This week we’re launching our first ever Lambtober, a celebration of North Carolina pasture-raised lamb. Our aim is to introduce chefs, diners, and home cooks to the delicate flavor of Firsthand Foods lamb and to encourage an appreciation of this important species and its role in sustainable livestock production. Compared to beef and pork, lamb is not widely consumed in this country. Per year, Americans eat less than one pound of lamb per person compared to 107 pounds of chicken, 84 pounds of beef and 67 pounds of pork. Some say that lamb got a bad rap during WWII when American soldiers were fed canned mutton and came home to say, “Never again.” Since then, lamb production has dwindled, including here in North Carolina where the mountains used to be home to a robust sheep industry.
It’s time to let go of that history, introduce eaters to the deliciousness of local pasture-raised lamb, and support small farmers raising this amazing species. Sheep are ruminant animals and make great grazers, turning grass and forages into protein and fiber. When grazed alongside cows, they help reduce parasites and improve soil and forage diversity. “We’ve successfully developed a line of Katahdin hair sheep with Back Creek Angus that thrives in southern growing conditions and produces a larger carcass, key challenges we’ve overcome to ensure exceptional meat quality and profitability for everyone involved,” notes Jennifer Curtis, Firsthand Foods Co-CEO.
Firsthand Foods lamb is available at the following retail locations: Weaver Street Market in Carrboro, Chapel Hill, Hillsborough and Raleigh, Durham Co-Op Market in Durham, Southern Craft Butchers and Mae Farm Market in Raleigh, and Ellwood Thompson’s in Richmond, Virginia.

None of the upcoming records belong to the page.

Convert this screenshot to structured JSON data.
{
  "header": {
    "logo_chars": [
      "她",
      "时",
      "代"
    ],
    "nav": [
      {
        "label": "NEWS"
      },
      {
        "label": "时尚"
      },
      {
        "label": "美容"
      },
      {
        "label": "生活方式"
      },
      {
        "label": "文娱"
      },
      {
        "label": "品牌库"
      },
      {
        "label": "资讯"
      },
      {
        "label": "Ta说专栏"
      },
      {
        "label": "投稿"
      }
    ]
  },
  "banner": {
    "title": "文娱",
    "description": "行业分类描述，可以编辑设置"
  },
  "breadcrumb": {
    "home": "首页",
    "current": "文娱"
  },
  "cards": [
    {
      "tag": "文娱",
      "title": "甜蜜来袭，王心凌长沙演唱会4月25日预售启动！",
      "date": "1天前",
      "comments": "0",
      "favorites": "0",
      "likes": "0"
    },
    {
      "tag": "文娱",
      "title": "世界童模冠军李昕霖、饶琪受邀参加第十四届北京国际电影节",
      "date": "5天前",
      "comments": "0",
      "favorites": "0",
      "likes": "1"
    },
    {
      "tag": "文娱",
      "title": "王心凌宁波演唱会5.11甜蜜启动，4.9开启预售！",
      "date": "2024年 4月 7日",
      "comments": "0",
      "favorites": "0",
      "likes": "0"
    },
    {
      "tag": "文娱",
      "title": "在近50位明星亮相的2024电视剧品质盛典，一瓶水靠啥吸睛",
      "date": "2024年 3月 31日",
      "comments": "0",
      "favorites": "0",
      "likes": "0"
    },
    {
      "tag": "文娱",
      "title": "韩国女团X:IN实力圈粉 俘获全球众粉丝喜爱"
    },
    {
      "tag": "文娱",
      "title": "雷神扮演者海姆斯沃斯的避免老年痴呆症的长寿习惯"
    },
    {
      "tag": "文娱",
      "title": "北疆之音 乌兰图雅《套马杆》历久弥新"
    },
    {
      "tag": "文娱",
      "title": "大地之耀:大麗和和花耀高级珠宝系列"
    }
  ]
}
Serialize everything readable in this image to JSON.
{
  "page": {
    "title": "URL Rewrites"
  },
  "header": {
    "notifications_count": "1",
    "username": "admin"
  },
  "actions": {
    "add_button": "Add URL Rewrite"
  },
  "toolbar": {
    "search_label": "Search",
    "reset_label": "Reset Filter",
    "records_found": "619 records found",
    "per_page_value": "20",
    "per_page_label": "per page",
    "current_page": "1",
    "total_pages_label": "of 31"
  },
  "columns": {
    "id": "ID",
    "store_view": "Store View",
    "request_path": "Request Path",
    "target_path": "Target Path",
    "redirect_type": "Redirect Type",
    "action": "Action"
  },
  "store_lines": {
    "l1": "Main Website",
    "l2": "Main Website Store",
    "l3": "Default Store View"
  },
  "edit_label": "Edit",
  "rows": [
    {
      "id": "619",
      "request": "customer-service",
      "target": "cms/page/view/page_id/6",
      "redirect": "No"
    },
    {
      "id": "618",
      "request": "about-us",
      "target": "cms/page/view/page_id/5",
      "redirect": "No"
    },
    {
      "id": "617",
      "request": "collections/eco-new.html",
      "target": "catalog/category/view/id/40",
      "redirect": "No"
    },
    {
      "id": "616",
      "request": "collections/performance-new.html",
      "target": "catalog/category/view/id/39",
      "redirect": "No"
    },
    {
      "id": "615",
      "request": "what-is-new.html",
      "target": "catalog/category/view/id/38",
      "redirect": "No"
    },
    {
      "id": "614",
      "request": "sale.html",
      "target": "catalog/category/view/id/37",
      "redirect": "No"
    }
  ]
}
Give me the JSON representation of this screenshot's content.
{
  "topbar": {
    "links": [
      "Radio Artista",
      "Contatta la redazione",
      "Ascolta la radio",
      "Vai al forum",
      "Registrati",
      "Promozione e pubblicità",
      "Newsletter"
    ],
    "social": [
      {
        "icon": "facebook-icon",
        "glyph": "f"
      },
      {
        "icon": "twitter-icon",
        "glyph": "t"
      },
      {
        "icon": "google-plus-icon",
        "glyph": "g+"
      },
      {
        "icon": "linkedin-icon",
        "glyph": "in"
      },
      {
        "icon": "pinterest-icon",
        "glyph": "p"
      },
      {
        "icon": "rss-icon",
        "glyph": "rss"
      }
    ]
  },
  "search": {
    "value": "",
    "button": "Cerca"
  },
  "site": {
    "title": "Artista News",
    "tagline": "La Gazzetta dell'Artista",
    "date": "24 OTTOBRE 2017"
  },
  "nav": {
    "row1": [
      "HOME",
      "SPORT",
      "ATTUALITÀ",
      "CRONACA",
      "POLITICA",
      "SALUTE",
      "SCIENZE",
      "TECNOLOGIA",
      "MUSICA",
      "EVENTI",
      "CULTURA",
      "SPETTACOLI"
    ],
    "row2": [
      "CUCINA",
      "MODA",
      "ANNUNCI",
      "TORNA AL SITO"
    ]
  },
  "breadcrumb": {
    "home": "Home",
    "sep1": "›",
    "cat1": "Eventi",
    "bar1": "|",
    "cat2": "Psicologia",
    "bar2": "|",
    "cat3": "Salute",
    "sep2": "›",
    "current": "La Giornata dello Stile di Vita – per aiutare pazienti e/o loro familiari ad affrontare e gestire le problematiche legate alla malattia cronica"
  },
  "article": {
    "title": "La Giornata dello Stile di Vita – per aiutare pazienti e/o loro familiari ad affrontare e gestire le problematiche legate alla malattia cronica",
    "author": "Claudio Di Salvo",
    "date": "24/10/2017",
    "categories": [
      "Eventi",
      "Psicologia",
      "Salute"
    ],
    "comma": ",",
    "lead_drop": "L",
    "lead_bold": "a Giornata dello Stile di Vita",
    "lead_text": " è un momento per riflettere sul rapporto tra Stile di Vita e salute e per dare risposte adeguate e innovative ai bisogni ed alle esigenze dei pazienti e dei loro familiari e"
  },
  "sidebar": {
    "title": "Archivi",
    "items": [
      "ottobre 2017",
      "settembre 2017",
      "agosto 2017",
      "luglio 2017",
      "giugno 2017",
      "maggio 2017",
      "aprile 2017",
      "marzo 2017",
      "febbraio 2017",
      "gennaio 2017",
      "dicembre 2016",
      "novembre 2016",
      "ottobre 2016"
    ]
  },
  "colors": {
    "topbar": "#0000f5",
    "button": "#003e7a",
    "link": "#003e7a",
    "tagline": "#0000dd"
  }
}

We’re encouraging our restaurant customers to participate in Lambtober and feature North Carolina pasture-raised lamb on their menus. Stay tuned for updates and announcements and help us show some love to area chefs supporting pasture-raised meat producers.